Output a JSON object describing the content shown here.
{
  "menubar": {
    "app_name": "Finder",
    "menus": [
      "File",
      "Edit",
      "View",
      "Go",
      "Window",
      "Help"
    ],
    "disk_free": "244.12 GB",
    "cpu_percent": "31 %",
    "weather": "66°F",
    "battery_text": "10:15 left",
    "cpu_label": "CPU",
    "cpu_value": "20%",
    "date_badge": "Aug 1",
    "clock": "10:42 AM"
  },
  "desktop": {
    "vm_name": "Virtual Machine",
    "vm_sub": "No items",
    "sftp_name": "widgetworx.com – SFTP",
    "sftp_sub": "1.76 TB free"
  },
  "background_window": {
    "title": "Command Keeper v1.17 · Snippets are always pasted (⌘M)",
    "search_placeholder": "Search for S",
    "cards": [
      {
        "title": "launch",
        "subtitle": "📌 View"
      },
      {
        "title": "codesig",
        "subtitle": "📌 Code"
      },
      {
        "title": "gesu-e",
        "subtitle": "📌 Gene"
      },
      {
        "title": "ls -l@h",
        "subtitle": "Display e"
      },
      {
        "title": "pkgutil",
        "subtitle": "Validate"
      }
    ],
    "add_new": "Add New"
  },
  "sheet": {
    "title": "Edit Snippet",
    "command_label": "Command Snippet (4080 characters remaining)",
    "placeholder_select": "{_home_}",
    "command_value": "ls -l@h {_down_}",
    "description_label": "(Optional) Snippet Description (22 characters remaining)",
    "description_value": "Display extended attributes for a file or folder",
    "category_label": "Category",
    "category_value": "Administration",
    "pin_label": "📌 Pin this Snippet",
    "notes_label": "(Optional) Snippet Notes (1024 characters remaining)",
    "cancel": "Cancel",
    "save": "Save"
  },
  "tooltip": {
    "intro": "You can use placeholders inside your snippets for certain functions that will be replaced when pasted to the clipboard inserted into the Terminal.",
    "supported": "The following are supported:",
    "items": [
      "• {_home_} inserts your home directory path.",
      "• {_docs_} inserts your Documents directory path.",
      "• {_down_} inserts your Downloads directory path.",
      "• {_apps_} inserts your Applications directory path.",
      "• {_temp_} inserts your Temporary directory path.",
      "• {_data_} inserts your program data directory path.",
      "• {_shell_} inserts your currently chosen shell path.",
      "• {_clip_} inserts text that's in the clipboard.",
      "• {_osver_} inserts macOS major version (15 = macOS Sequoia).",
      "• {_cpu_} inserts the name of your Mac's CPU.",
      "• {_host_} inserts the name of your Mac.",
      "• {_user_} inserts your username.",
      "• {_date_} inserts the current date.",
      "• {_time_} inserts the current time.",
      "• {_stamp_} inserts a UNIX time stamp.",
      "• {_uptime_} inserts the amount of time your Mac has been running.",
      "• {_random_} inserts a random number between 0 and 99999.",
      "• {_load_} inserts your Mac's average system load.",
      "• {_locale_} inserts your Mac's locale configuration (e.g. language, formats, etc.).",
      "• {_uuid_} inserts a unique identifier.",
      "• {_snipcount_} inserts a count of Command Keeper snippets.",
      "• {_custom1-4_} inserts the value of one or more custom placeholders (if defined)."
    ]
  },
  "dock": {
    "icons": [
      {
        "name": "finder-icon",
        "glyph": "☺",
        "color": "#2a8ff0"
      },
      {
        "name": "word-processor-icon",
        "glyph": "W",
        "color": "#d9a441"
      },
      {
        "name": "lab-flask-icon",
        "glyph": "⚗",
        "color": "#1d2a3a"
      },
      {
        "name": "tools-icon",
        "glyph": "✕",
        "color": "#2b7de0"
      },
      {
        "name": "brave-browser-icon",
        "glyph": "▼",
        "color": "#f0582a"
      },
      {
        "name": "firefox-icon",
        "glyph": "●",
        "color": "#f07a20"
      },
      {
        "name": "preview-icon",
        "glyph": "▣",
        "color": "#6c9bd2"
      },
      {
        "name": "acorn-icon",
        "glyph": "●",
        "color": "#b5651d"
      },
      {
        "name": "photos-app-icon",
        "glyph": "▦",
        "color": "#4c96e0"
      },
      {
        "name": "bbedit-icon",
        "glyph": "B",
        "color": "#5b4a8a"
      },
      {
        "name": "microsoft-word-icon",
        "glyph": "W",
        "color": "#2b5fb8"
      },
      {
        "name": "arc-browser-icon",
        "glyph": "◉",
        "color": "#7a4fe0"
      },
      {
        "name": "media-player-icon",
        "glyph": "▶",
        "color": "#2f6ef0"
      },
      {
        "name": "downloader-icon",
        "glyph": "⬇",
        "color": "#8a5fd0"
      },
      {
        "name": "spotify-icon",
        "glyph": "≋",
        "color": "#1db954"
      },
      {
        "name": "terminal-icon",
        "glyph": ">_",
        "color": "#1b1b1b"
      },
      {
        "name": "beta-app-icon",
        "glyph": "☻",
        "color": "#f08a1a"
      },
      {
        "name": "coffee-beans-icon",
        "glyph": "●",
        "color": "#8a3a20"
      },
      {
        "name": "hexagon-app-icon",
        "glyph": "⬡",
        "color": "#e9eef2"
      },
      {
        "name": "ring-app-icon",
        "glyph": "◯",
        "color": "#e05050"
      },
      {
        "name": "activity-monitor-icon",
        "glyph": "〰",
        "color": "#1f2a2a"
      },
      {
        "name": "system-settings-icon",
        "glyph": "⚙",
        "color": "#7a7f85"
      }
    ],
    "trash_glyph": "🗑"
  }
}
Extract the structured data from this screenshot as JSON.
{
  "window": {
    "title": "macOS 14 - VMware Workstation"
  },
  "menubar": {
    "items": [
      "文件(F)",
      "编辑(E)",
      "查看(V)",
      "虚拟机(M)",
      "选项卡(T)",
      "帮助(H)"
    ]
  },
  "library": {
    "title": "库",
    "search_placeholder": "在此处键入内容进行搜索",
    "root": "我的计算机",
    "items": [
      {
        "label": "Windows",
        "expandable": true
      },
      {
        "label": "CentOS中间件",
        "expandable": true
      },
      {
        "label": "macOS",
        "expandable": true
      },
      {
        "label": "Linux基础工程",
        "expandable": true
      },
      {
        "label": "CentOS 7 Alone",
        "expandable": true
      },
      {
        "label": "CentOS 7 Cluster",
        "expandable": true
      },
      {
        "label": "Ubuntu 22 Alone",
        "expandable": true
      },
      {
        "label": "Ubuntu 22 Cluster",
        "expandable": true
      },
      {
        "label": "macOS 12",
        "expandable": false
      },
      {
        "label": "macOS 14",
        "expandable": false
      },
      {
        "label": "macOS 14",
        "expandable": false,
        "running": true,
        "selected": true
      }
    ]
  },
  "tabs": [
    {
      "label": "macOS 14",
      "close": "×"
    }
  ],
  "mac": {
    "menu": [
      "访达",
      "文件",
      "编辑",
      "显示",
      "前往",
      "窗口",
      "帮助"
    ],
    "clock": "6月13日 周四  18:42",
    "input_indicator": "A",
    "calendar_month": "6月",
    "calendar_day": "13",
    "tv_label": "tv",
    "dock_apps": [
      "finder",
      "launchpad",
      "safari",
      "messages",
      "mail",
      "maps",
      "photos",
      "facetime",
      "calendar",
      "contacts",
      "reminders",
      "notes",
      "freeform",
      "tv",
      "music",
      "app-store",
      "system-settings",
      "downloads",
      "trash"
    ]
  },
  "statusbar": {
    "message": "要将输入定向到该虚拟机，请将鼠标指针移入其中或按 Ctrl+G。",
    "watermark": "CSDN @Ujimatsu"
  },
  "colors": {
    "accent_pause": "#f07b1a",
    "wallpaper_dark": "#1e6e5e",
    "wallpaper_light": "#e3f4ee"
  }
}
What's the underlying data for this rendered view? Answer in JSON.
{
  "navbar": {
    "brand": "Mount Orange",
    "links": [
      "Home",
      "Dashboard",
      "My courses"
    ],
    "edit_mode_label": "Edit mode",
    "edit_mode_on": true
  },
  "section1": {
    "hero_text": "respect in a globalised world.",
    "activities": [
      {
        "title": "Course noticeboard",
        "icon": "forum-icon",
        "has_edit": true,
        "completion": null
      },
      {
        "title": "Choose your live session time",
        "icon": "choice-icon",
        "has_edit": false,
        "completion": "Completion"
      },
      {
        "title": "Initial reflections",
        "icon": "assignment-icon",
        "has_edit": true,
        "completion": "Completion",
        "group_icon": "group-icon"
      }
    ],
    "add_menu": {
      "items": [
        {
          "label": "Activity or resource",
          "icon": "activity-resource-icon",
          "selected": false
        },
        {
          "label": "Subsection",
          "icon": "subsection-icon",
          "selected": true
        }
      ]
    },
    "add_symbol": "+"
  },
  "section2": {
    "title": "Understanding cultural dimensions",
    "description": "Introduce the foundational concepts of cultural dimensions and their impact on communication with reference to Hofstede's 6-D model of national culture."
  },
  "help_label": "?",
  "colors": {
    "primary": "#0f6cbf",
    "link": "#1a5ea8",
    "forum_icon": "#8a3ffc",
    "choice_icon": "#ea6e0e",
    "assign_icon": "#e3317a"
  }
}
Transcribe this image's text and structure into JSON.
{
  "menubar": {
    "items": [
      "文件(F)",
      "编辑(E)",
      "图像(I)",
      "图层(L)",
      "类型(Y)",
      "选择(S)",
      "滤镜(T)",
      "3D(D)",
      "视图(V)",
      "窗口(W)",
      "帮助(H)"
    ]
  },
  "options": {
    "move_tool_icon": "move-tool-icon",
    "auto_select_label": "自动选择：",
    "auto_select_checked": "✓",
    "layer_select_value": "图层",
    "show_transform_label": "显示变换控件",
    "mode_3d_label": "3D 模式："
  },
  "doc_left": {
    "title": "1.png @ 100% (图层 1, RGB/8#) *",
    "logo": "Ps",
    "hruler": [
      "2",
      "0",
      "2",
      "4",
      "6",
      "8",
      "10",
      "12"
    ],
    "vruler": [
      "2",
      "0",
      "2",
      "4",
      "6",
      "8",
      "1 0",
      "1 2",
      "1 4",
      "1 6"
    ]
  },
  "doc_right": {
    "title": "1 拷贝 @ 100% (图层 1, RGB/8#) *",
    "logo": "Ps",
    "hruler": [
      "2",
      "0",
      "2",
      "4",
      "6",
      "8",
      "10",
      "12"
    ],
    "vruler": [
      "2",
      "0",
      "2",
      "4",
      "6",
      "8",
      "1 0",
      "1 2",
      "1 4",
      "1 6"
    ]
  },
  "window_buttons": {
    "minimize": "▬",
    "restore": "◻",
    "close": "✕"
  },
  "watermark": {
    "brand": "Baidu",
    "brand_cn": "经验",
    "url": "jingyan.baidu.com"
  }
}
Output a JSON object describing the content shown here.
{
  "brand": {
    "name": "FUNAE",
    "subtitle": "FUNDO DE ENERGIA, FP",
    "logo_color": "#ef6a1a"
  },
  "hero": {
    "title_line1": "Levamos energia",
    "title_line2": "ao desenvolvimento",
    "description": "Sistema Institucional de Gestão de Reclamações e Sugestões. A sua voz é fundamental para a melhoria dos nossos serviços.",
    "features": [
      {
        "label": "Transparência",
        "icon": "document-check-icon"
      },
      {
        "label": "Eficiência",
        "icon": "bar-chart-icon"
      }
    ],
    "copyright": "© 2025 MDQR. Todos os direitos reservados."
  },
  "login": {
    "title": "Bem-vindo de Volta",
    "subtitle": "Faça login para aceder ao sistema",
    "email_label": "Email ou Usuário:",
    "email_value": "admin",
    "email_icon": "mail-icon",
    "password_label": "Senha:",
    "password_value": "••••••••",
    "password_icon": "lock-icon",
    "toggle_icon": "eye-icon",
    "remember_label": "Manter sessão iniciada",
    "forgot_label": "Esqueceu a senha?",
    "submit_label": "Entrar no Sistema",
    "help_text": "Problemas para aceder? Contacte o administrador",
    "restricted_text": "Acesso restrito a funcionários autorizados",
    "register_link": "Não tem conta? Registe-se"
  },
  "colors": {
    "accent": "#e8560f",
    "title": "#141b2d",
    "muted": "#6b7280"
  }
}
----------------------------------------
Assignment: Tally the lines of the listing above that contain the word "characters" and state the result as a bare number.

Task answer: 3